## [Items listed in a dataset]
◆ ◆ ◆ ◆

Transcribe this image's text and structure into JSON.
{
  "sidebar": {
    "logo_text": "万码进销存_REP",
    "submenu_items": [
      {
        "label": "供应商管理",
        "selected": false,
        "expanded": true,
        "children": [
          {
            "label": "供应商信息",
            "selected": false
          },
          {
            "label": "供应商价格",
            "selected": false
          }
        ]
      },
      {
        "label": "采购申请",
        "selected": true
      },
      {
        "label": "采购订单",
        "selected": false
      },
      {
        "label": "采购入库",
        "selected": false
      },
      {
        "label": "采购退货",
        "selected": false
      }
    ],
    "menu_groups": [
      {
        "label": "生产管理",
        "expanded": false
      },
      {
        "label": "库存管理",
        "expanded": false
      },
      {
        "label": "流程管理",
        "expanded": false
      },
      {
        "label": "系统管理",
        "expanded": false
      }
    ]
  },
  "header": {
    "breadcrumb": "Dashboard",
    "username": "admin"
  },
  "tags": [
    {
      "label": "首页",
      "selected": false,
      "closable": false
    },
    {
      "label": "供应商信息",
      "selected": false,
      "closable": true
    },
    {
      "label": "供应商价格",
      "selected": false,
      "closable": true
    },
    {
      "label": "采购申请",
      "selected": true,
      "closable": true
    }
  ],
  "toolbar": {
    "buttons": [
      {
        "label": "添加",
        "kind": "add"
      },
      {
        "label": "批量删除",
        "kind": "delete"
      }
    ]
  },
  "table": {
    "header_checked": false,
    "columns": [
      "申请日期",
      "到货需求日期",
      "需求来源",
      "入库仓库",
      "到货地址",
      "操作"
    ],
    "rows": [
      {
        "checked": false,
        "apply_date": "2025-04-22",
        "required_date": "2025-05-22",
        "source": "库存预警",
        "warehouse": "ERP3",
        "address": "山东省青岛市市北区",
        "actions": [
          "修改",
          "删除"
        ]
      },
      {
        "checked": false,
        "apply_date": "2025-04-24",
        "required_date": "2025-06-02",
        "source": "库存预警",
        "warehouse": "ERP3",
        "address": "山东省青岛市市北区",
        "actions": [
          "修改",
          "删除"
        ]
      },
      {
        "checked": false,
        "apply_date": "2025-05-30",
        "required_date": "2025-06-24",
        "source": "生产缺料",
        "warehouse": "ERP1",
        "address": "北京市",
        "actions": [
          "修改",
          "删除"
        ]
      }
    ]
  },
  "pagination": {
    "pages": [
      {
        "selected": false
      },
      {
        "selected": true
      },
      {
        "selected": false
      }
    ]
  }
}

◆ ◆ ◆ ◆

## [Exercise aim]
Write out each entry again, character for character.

## [Exercise solution]
Transcribe this image's text and structure into JSON.
{
  "sidebar": {
    "logo_text": "万码进销存_REP",
    "submenu_items": [
      {
        "label": "供应商管理",
        "selected": false,
        "expanded": true,
        "children": [
          {
            "label": "供应商信息",
            "selected": false
          },
          {
            "label": "供应商价格",
            "selected": false
          }
        ]
      },
      {
        "label": "采购申请",
        "selected": true
      },
      {
        "label": "采购订单",
        "selected": false
      },
      {
        "label": "采购入库",
        "selected": false
      },
      {
        "label": "采购退货",
        "selected": false
      }
    ],
    "menu_groups": [
      {
        "label": "生产管理",
        "expanded": false
      },
      {
        "label": "库存管理",
        "expanded": false
      },
      {
        "label": "流程管理",
        "expanded": false
      },
      {
        "label": "系统管理",
        "expanded": false
      }
    ]
  },
  "header": {
    "breadcrumb": "Dashboard",
    "username": "admin"
  },
  "tags": [
    {
      "label": "首页",
      "selected": false,
      "closable": false
    },
    {
      "label": "供应商信息",
      "selected": false,
      "closable": true
    },
    {
      "label": "供应商价格",
      "selected": false,
      "closable": true
    },
    {
      "label": "采购申请",
      "selected": true,
      "closable": true
    }
  ],
  "toolbar": {
    "buttons": [
      {
        "label": "添加",
        "kind": "add"
      },
      {
        "label": "批量删除",
        "kind": "delete"
      }
    ]
  },
  "table": {
    "header_checked": false,
    "columns": [
      "申请日期",
      "到货需求日期",
      "需求来源",
      "入库仓库",
      "到货地址",
      "操作"
    ],
    "rows": [
      {
        "checked": false,
        "apply_date": "2025-04-22",
        "required_date": "2025-05-22",
        "source": "库存预警",
        "warehouse": "ERP3",
        "address": "山东省青岛市市北区",
        "actions": [
          "修改",
          "删除"
        ]
      },
      {
        "checked": false,
        "apply_date": "2025-04-24",
        "required_date": "2025-06-02",
        "source": "库存预警",
        "warehouse": "ERP3",
        "address": "山东省青岛市市北区",
        "actions": [
          "修改",
          "删除"
        ]
      },
      {
        "checked": false,
        "apply_date": "2025-05-30",
        "required_date": "2025-06-24",
        "source": "生产缺料",
        "warehouse": "ERP1",
        "address": "北京市",
        "actions": [
          "修改",
          "删除"
        ]
      }
    ]
  },
  "pagination": {
    "pages": [
      {
        "selected": false
      },
      {
        "selected": true
      },
      {
        "selected": false
      }
    ]
  }
}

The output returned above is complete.